Now that I’m looking in the rear view mirror of raising four kids, I can’t tell parents not to worry at all — that’s something I haven’t been able to live up to 100 percent myself — but I can say, don’t worry so much. Not only does it make your life harder, it also gets in the way of trusting, believing in, and really seeing your kids, and being seen is one of the quintessential human longings.

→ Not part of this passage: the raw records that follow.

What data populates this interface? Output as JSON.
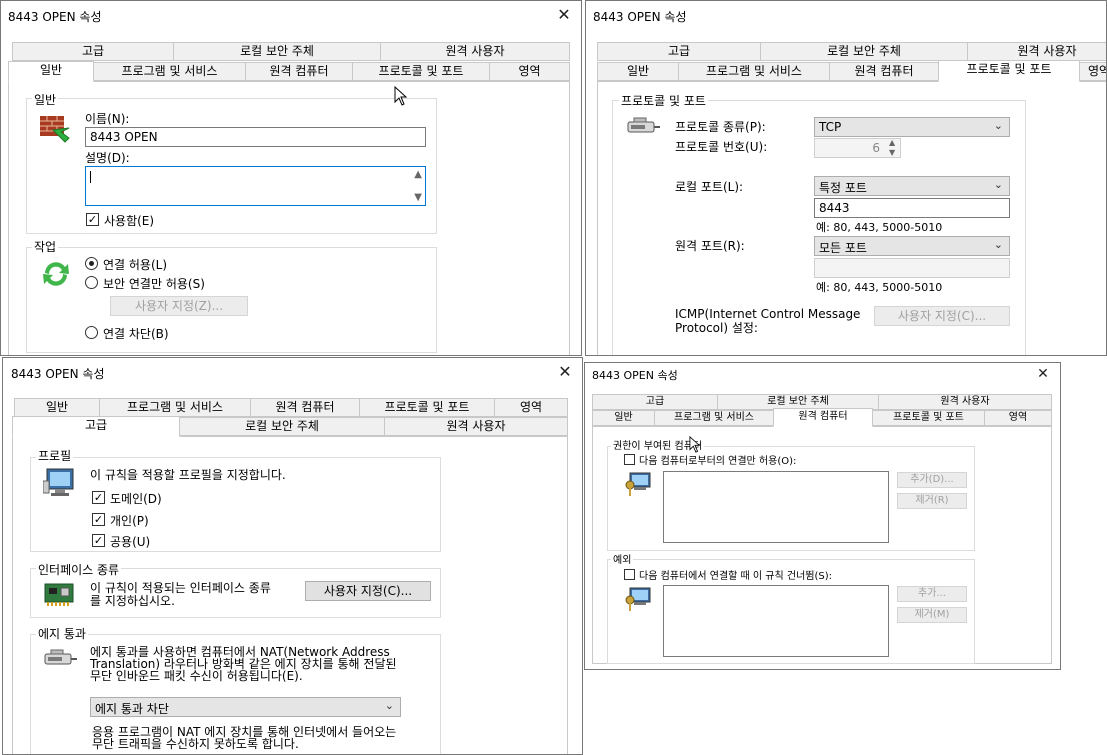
{
  "dialog_title": "8443 OPEN 속성",
  "close_glyph": "✕",
  "tabs": {
    "advanced": "고급",
    "local_principals": "로컬 보안 주체",
    "remote_users": "원격 사용자",
    "general": "일반",
    "programs_services": "프로그램 및 서비스",
    "remote_computers": "원격 컴퓨터",
    "protocols_ports": "프로토콜 및 포트",
    "scope": "영역"
  },
  "general": {
    "group_label": "일반",
    "name_label": "이름(N):",
    "name_value": "8443 OPEN",
    "description_label": "설명(D):",
    "enabled_label": "사용함(E)",
    "action_group": "작업",
    "allow": "연결 허용(L)",
    "allow_secure": "보안 연결만 허용(S)",
    "customize": "사용자 지정(Z)...",
    "block": "연결 차단(B)"
  },
  "protocols": {
    "group_label": "프로토콜 및 포트",
    "protocol_type_label": "프로토콜 종류(P):",
    "protocol_type_value": "TCP",
    "protocol_number_label": "프로토콜 번호(U):",
    "protocol_number_value": "6",
    "local_port_label": "로컬 포트(L):",
    "local_port_value": "특정 포트",
    "local_port_input": "8443",
    "example": "예: 80, 443, 5000-5010",
    "remote_port_label": "원격 포트(R):",
    "remote_port_value": "모든 포트",
    "icmp_line1": "ICMP(Internet Control Message",
    "icmp_line2": "Protocol) 설정:",
    "customize": "사용자 지정(C)..."
  },
  "advanced": {
    "profiles_group": "프로필",
    "profiles_desc": "이 규칙을 적용할 프로필을 지정합니다.",
    "domain": "도메인(D)",
    "private": "개인(P)",
    "public": "공용(U)",
    "interface_group": "인터페이스 종류",
    "interface_line1": "이 규칙이 적용되는 인터페이스 종류",
    "interface_line2": "를 지정하십시오.",
    "interface_button": "사용자 지정(C)...",
    "edge_group": "에지 통과",
    "edge_line1": "에지 통과를 사용하면 컴퓨터에서 NAT(Network Address",
    "edge_line2": "Translation) 라우터나 방화벽 같은 에지 장치를 통해 전달된",
    "edge_line3": "무단 인바운드 패킷 수신이 허용됩니다(E).",
    "edge_select": "에지 통과 차단",
    "edge_note1": "응용 프로그램이 NAT 에지 장치를 통해 인터넷에서 들어오는",
    "edge_note2": "무단 트래픽을 수신하지 못하도록 합니다."
  },
  "remote": {
    "authorized_group": "권한이 부여된 컴퓨터",
    "authorized_check": "다음 컴퓨터로부터의 연결만 허용(O):",
    "add1": "추가(D)...",
    "remove1": "제거(R)",
    "exceptions_group": "예외",
    "exceptions_check": "다음 컴퓨터에서 연결할 때 이 규칙 건너뜀(S):",
    "add2": "추가...",
    "remove2": "제거(M)"
  },
  "check_glyph": "✓",
  "spin_up": "▲",
  "spin_down": "▼",
  "chevron": "⌄"
}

When it comes to education and life, the path is not unfailingly straight ahead, reliably forward, or dependably certain. The current pandemic is both a grim reminder of that, and an important one. Like all the other parents of graduates, I’m disappointed that I can’t go to a ceremony and throw a big party, but in the bigger scheme of things, I know that’s really okay. Another important component of slow homeschooling was flexibility, something that has served all of us well. As my graduates and non-graduates find ways to navigate their upended lives, I can feel confident in a few things. As they acted on their chosen pursuits throughout their childhoods and beyond, they learned firsthand that things don’t always turn out the way they’d like. When that happens, they know that while limits exist, charting a new or different course is in their power.

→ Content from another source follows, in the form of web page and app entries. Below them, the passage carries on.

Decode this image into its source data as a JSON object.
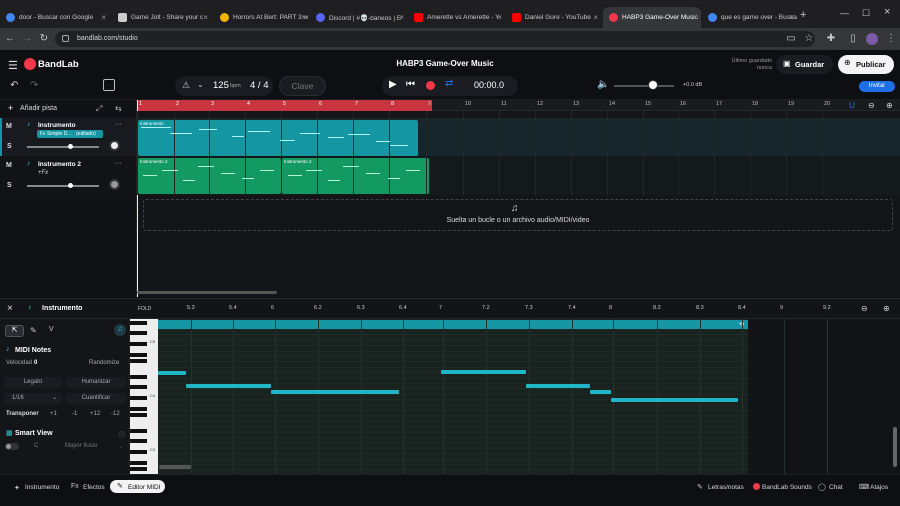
{
  "browser": {
    "tabs": [
      {
        "title": "door - Buscar con Google",
        "color": "#4285f4"
      },
      {
        "title": "Game Jolt - Share your c",
        "color": "#cccccc"
      },
      {
        "title": "Horrors At Bert: PART 3 w",
        "color": "#f4b400"
      },
      {
        "title": "Discord | #💀-baneos | E",
        "color": "#5865f2"
      },
      {
        "title": "Amerette vs Amerette - Y",
        "color": "#ff0000"
      },
      {
        "title": "Daniel Gore - YouTube",
        "color": "#ff0000"
      },
      {
        "title": "HABP3 Game-Over Music",
        "color": "#f2384a"
      },
      {
        "title": "que es game over - Busca",
        "color": "#4285f4"
      }
    ],
    "new_tab": "+",
    "url": "bandlab.com/studio"
  },
  "header": {
    "logo": "BandLab",
    "tempo": "125",
    "tempo_unit": "bpm",
    "time_sig": "4 / 4",
    "key": "Clave",
    "project_title": "HABP3 Game-Over Music",
    "time": "00:00.0",
    "volume_db": "+0.0 dB",
    "last_saved_label": "Último guardado",
    "last_saved_value": "nunca",
    "save": "Guardar",
    "publish": "Publicar",
    "invite": "Invitar"
  },
  "tracks": {
    "add_track": "Añadir pista",
    "items": [
      {
        "name": "Instrumento",
        "fx": "Fx Simple D...",
        "badge": "(editado)",
        "m": "M",
        "s": "S"
      },
      {
        "name": "Instrumento 2",
        "fx": "+Fx",
        "m": "M",
        "s": "S"
      }
    ]
  },
  "timeline": {
    "ruler": [
      "1",
      "2",
      "3",
      "4",
      "5",
      "6",
      "7",
      "8",
      "9",
      "10",
      "11",
      "12",
      "13",
      "14",
      "15",
      "16",
      "17",
      "18",
      "19",
      "20"
    ],
    "clips": [
      {
        "label": "Instrumento",
        "color": "#1597a3"
      },
      {
        "label": "Instrumento 2",
        "color": "#139a63"
      },
      {
        "label": "Instrumento 2",
        "color": "#139a63"
      }
    ],
    "drop_text": "Suelta un bucle o un archivo audio/MIDI/video"
  },
  "editor": {
    "track_name": "Instrumento",
    "fold": "FOLD",
    "ruler": [
      "5.3",
      "5.4",
      "6",
      "6.2",
      "6.3",
      "6.4",
      "7",
      "7.2",
      "7.3",
      "7.4",
      "8",
      "8.2",
      "8.3",
      "8.4",
      "9",
      "9.2"
    ],
    "midi_notes": "MIDI Notes",
    "velocity_label": "Velocidad",
    "velocity_value": "0",
    "randomize": "Randomize",
    "legato": "Legato",
    "humanize": "Humanizar",
    "grid": "1/16",
    "quantize": "Cuantificar",
    "transpose": "Transponer",
    "transpose_buttons": [
      "+1",
      "-1",
      "+12",
      "-12"
    ],
    "smart_view": "Smart View",
    "key_c": "C",
    "scale": "Mayor Ilusio",
    "piano_labels": [
      "C5",
      "C4",
      "C3"
    ]
  },
  "bottom": {
    "instrument": "Instrumento",
    "effects": "Efectos",
    "midi_editor": "Editor MIDI",
    "lyrics": "Letras/notas",
    "sounds": "BandLab Sounds",
    "chat": "Chat",
    "shortcuts": "Atajos"
  },
  "colors": {
    "accent": "#f2384a",
    "invite": "#1e6fe6",
    "midi": "#1fb6c7"
  }
}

To all the 2020 graduates, and to all the parents who may be about to chart a new course and embark on officially homeschooling for the fall, congratulations, may you find satisfaction in every moment even while you look to the future. And special congratulations to my own 2020 graduates. I couldn’t be prouder.
4 thoughts on “Slow homeschooling and my 2020 graduates”
Milva, you are always an inspiration. I’m proud to know you. Thank you for writing this.
LikeLiked by 1 person
Milva, I always learn from you. Thank you.
LikeLiked by 1 person
Congrats, Milva. My youngest grown homeschooler is a 2020 grad of NYU. We had a lovely home celebration. She noted that she was back in the same place as 4 years before when we had a backyard homeschool commencement party. It all went by in a flash. Now, frantic parents are asking me about homeschooling for the fall. They are worried about the hybrid model, worried about safety, and unsatisfied with what their school’s remote “curriculum”. I make sure to distinguish, as you did, between crisis or remote schooling and homeschooling as a lifestyle choice. Parents who choose to keep their kids out of school next fall may not have the rich social and cultural opportunities available to them that we did.
LikeLiked by 1 person
Congrats to you and your daughter, Evelyn!